* _Information shown_

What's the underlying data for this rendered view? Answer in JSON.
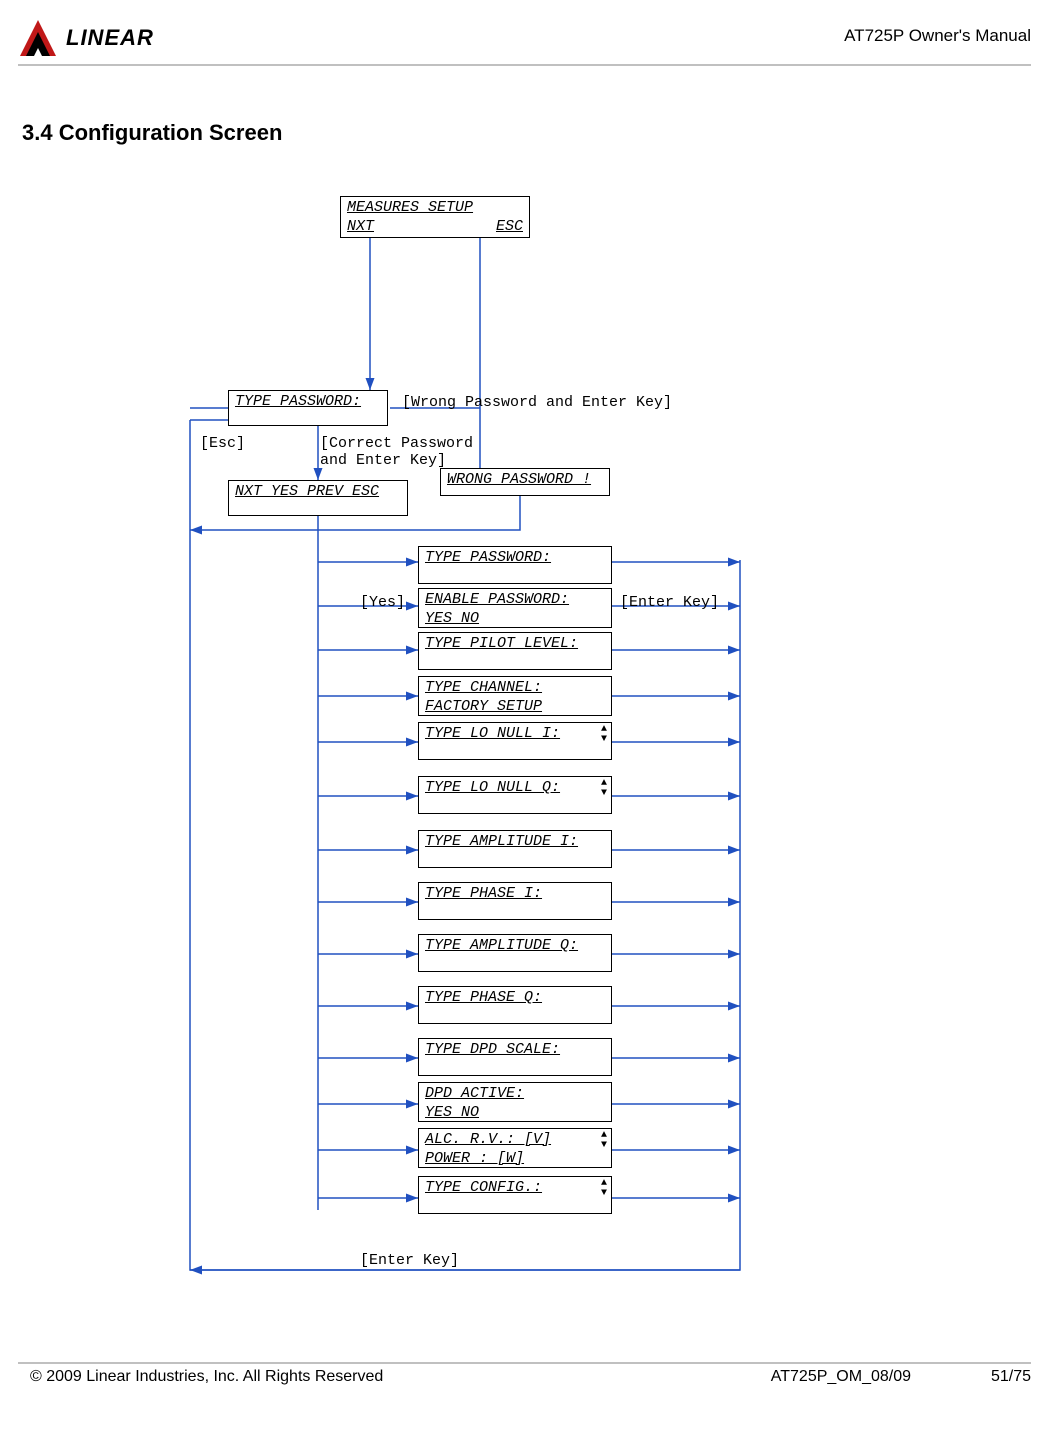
{
  "header": {
    "brand": "LINEAR",
    "doc_title": "AT725P Owner's Manual"
  },
  "section_title": "3.4 Configuration Screen",
  "boxes": {
    "top": {
      "line1": "MEASURES  SETUP",
      "line2_left": "NXT",
      "line2_right": "ESC"
    },
    "type_password": "TYPE PASSWORD:",
    "nav": "NXT  YES  PREV ESC",
    "wrong_password": "WRONG PASSWORD !",
    "list": {
      "i0": "TYPE PASSWORD:",
      "i1_line1": "ENABLE PASSWORD:",
      "i1_line2": "    YES       NO",
      "i2": "TYPE PILOT LEVEL:",
      "i3_line1": "TYPE CHANNEL:",
      "i3_line2": "  FACTORY  SETUP",
      "i4": "TYPE LO NULL I:",
      "i5": "TYPE LO NULL Q:",
      "i6": "TYPE AMPLITUDE I:",
      "i7": "TYPE PHASE I:",
      "i8": "TYPE AMPLITUDE Q:",
      "i9": "TYPE PHASE Q:",
      "i10": "TYPE DPD SCALE:",
      "i11_line1": "DPD ACTIVE:",
      "i11_line2": "    YES       NO",
      "i12_line1": "ALC. R.V.:     [V]",
      "i12_line2": "POWER    :     [W]",
      "i13": "TYPE CONFIG.:"
    }
  },
  "annotations": {
    "wrong_pw_enter": "[Wrong Password and  Enter Key]",
    "esc": "[Esc]",
    "correct_pw_line1": "[Correct Password",
    "correct_pw_line2": " and Enter Key]",
    "yes": "[Yes]",
    "enter_key": "[Enter Key]",
    "enter_key_bottom": "[Enter Key]"
  },
  "footer": {
    "copyright": "© 2009 Linear Industries, Inc.  All Rights Reserved",
    "doc_id": "AT725P_OM_08/09",
    "page_num": "51/75"
  }
}
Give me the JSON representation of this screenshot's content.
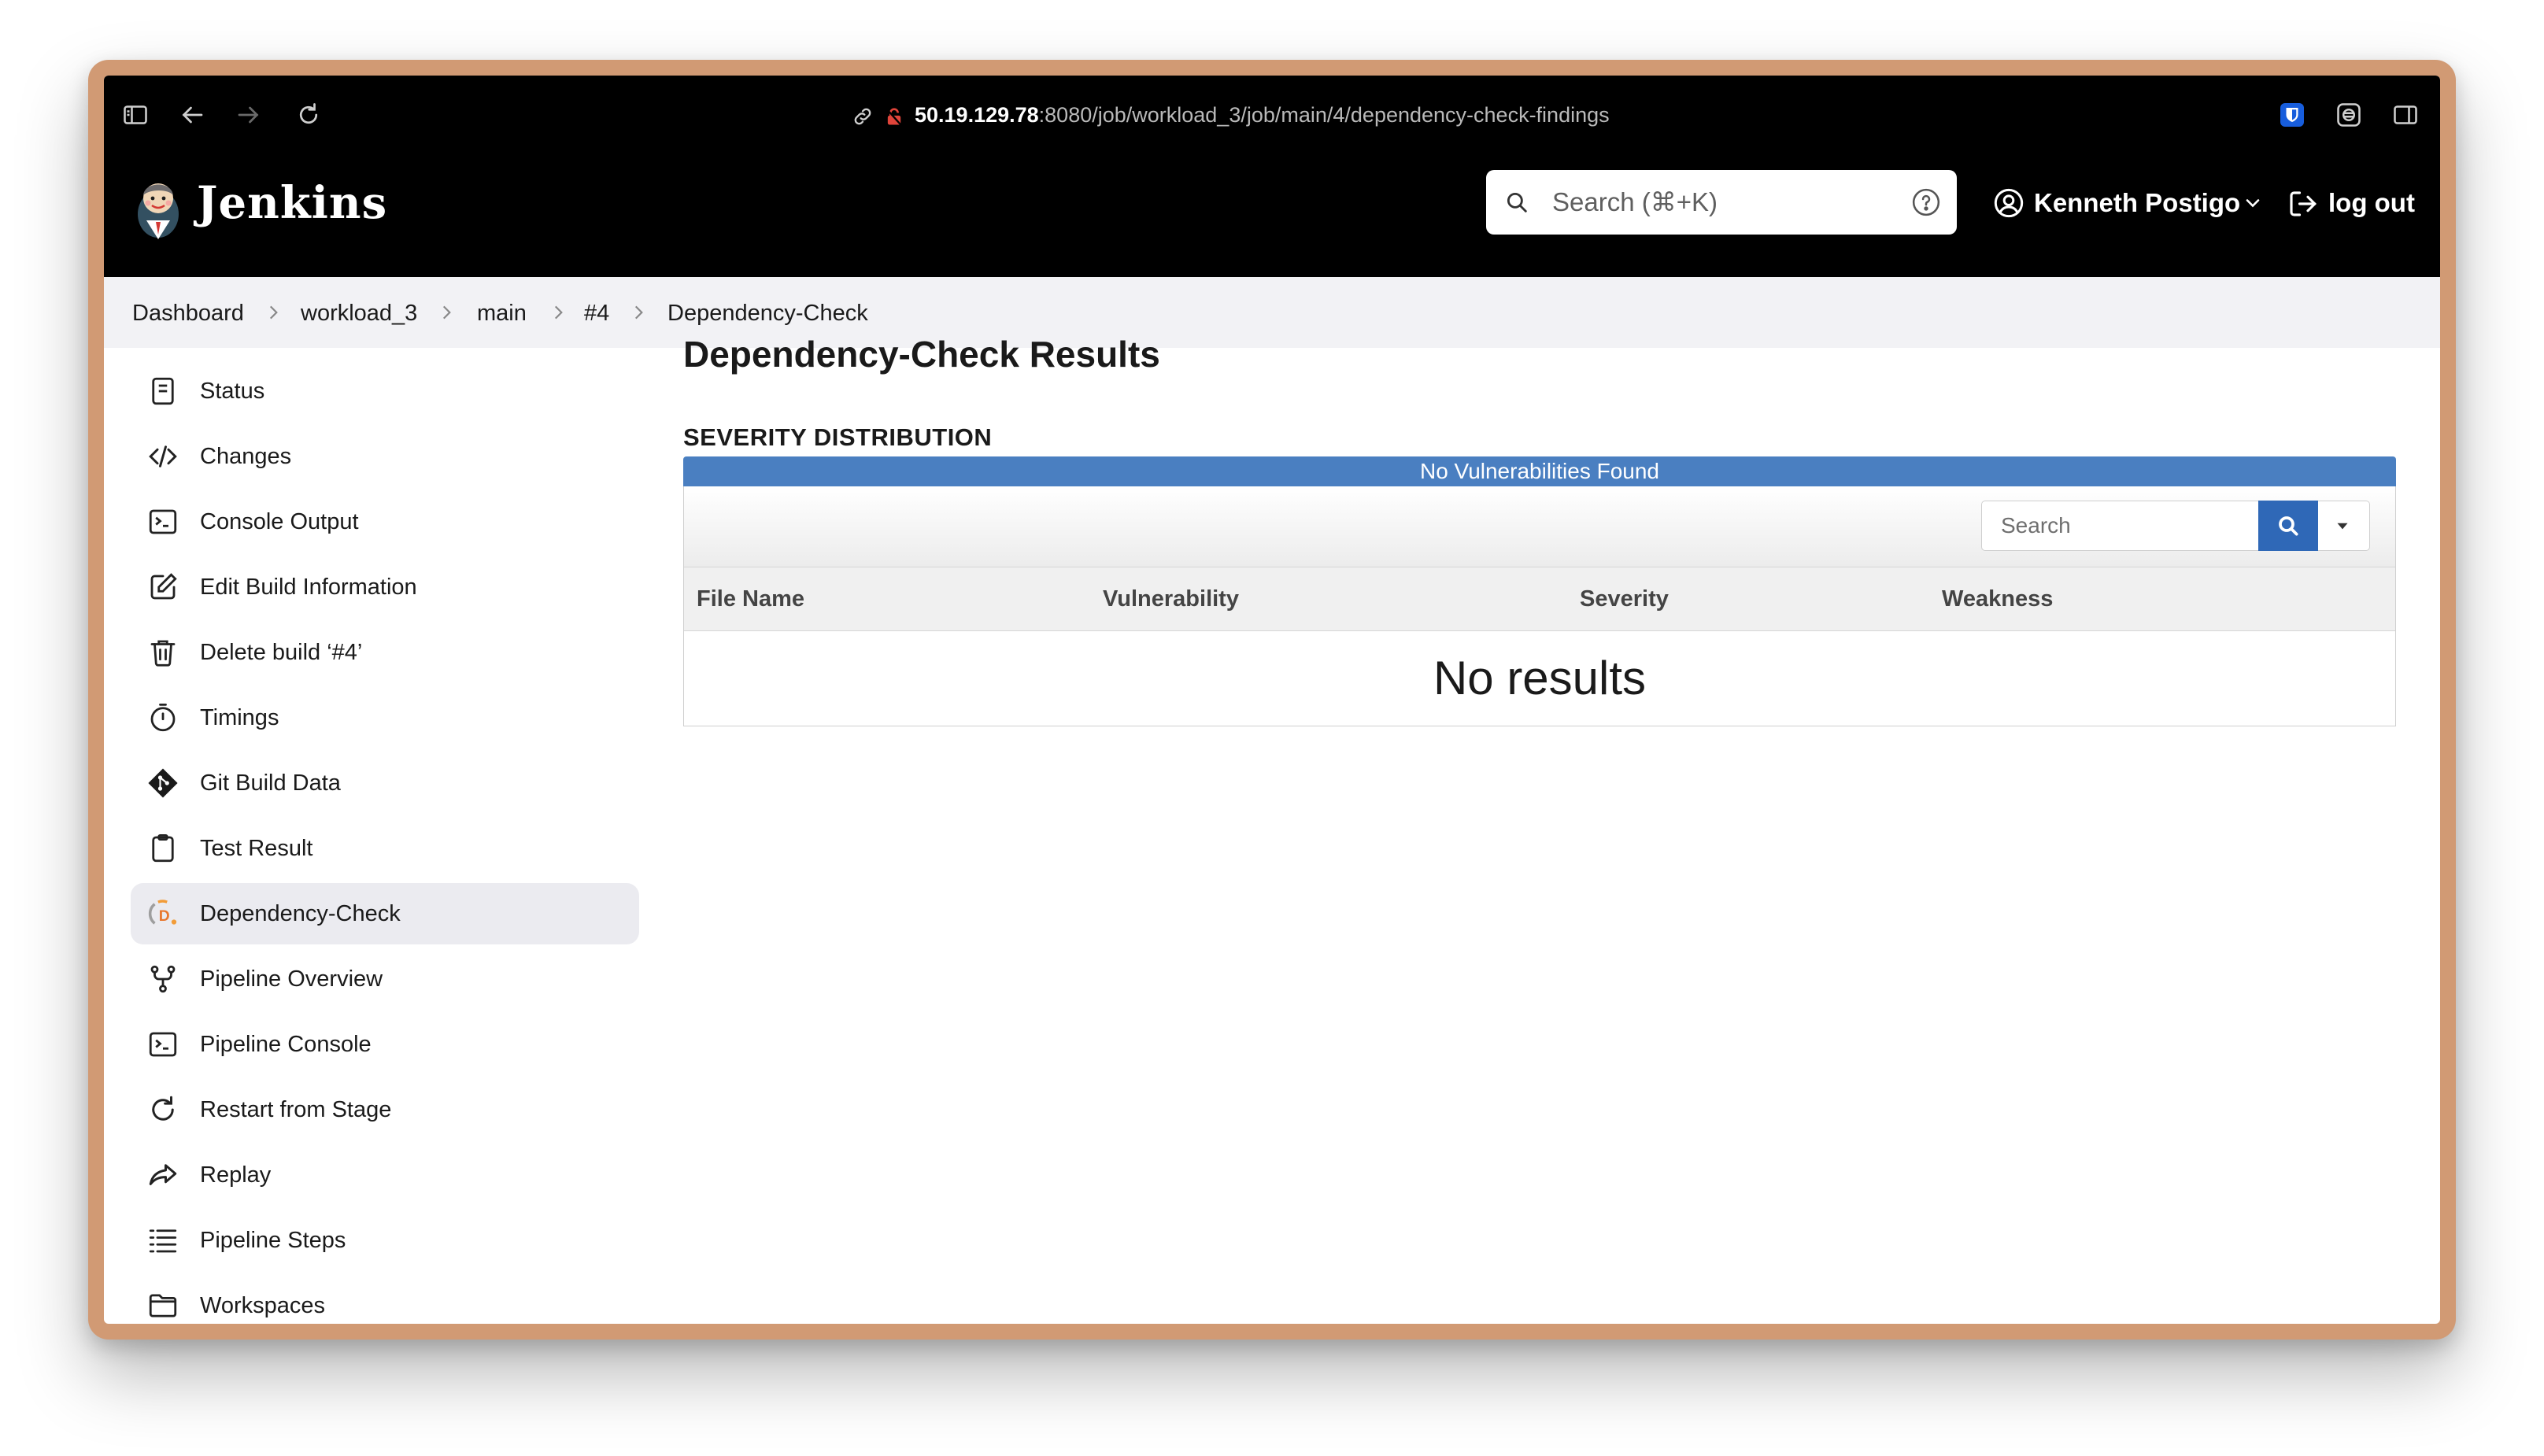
{
  "browser": {
    "url_host": "50.19.129.78",
    "url_path": ":8080/job/workload_3/job/main/4/dependency-check-findings"
  },
  "header": {
    "logo_text": "Jenkins",
    "search_placeholder": "Search (⌘+K)",
    "user_name": "Kenneth Postigo",
    "logout_label": "log out"
  },
  "breadcrumb": [
    "Dashboard",
    "workload_3",
    "main",
    "#4",
    "Dependency-Check"
  ],
  "sidebar": {
    "items": [
      {
        "label": "Status",
        "icon": "status-icon"
      },
      {
        "label": "Changes",
        "icon": "code-icon"
      },
      {
        "label": "Console Output",
        "icon": "terminal-icon"
      },
      {
        "label": "Edit Build Information",
        "icon": "edit-icon"
      },
      {
        "label": "Delete build ‘#4’",
        "icon": "trash-icon"
      },
      {
        "label": "Timings",
        "icon": "stopwatch-icon"
      },
      {
        "label": "Git Build Data",
        "icon": "git-icon"
      },
      {
        "label": "Test Result",
        "icon": "clipboard-icon"
      },
      {
        "label": "Dependency-Check",
        "icon": "dependency-check-icon",
        "active": true
      },
      {
        "label": "Pipeline Overview",
        "icon": "pipeline-icon"
      },
      {
        "label": "Pipeline Console",
        "icon": "terminal-icon"
      },
      {
        "label": "Restart from Stage",
        "icon": "restart-icon"
      },
      {
        "label": "Replay",
        "icon": "replay-icon"
      },
      {
        "label": "Pipeline Steps",
        "icon": "steps-icon"
      },
      {
        "label": "Workspaces",
        "icon": "folder-icon"
      }
    ]
  },
  "main": {
    "title": "Dependency-Check Results",
    "severity_heading": "SEVERITY DISTRIBUTION",
    "severity_bar_text": "No Vulnerabilities Found",
    "search_placeholder": "Search",
    "columns": [
      "File Name",
      "Vulnerability",
      "Severity",
      "Weakness"
    ],
    "empty_text": "No results"
  },
  "colors": {
    "header_bg": "#000000",
    "breadcrumb_bg": "#f2f2f5",
    "active_item_bg": "#ebebf0",
    "severity_bar": "#4a7fc1",
    "search_button": "#2f68b7",
    "window_frame": "#d19a74"
  }
}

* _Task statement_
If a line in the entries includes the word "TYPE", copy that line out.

* _Task answer_
    "type_password": "TYPE PASSWORD:",
      "i0": "TYPE PASSWORD:",
      "i2": "TYPE PILOT LEVEL:",
      "i3_line1": "TYPE CHANNEL:",
      "i4": "TYPE LO NULL I:",
      "i5": "TYPE LO NULL Q:",
      "i6": "TYPE AMPLITUDE I:",
      "i7": "TYPE PHASE I:",
      "i8": "TYPE AMPLITUDE Q:",
      "i9": "TYPE PHASE Q:",
      "i10": "TYPE DPD SCALE:",
      "i13": "TYPE CONFIG.:"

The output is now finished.